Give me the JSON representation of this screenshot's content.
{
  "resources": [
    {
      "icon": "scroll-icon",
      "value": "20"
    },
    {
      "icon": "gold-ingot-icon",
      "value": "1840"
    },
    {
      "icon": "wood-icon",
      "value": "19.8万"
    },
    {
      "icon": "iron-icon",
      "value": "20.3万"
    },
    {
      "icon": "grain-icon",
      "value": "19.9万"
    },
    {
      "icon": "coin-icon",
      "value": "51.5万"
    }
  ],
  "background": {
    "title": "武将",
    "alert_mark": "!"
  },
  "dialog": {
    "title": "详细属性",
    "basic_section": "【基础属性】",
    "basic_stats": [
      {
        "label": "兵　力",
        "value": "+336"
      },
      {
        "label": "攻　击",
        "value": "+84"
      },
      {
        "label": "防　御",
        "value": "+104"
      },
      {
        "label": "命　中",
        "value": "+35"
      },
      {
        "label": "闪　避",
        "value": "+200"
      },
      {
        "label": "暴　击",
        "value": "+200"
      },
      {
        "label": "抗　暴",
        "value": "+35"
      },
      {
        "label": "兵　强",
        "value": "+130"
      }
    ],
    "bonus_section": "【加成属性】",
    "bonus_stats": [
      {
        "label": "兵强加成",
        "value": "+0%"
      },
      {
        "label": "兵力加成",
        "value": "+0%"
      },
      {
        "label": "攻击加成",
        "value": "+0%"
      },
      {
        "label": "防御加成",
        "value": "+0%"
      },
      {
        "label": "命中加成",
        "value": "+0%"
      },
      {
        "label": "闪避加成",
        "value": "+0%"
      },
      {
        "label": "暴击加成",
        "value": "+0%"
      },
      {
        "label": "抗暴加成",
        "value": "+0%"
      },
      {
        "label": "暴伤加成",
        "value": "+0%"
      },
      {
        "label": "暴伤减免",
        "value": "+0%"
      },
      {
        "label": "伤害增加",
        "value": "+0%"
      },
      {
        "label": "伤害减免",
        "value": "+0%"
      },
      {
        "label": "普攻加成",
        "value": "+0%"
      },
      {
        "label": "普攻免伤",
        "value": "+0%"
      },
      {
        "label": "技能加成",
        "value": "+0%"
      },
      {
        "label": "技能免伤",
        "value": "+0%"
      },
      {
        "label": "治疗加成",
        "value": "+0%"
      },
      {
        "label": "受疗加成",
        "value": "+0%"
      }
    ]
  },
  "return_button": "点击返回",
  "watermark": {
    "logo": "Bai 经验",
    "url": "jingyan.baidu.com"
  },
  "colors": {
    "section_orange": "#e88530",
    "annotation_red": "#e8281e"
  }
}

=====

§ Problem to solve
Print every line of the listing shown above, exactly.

§ Reply
Give me the JSON representation of this screenshot's content.
{
  "resources": [
    {
      "icon": "scroll-icon",
      "value": "20"
    },
    {
      "icon": "gold-ingot-icon",
      "value": "1840"
    },
    {
      "icon": "wood-icon",
      "value": "19.8万"
    },
    {
      "icon": "iron-icon",
      "value": "20.3万"
    },
    {
      "icon": "grain-icon",
      "value": "19.9万"
    },
    {
      "icon": "coin-icon",
      "value": "51.5万"
    }
  ],
  "background": {
    "title": "武将",
    "alert_mark": "!"
  },
  "dialog": {
    "title": "详细属性",
    "basic_section": "【基础属性】",
    "basic_stats": [
      {
        "label": "兵　力",
        "value": "+336"
      },
      {
        "label": "攻　击",
        "value": "+84"
      },
      {
        "label": "防　御",
        "value": "+104"
      },
      {
        "label": "命　中",
        "value": "+35"
      },
      {
        "label": "闪　避",
        "value": "+200"
      },
      {
        "label": "暴　击",
        "value": "+200"
      },
      {
        "label": "抗　暴",
        "value": "+35"
      },
      {
        "label": "兵　强",
        "value": "+130"
      }
    ],
    "bonus_section": "【加成属性】",
    "bonus_stats": [
      {
        "label": "兵强加成",
        "value": "+0%"
      },
      {
        "label": "兵力加成",
        "value": "+0%"
      },
      {
        "label": "攻击加成",
        "value": "+0%"
      },
      {
        "label": "防御加成",
        "value": "+0%"
      },
      {
        "label": "命中加成",
        "value": "+0%"
      },
      {
        "label": "闪避加成",
        "value": "+0%"
      },
      {
        "label": "暴击加成",
        "value": "+0%"
      },
      {
        "label": "抗暴加成",
        "value": "+0%"
      },
      {
        "label": "暴伤加成",
        "value": "+0%"
      },
      {
        "label": "暴伤减免",
        "value": "+0%"
      },
      {
        "label": "伤害增加",
        "value": "+0%"
      },
      {
        "label": "伤害减免",
        "value": "+0%"
      },
      {
        "label": "普攻加成",
        "value": "+0%"
      },
      {
        "label": "普攻免伤",
        "value": "+0%"
      },
      {
        "label": "技能加成",
        "value": "+0%"
      },
      {
        "label": "技能免伤",
        "value": "+0%"
      },
      {
        "label": "治疗加成",
        "value": "+0%"
      },
      {
        "label": "受疗加成",
        "value": "+0%"
      }
    ]
  },
  "return_button": "点击返回",
  "watermark": {
    "logo": "Bai 经验",
    "url": "jingyan.baidu.com"
  },
  "colors": {
    "section_orange": "#e88530",
    "annotation_red": "#e8281e"
  }
}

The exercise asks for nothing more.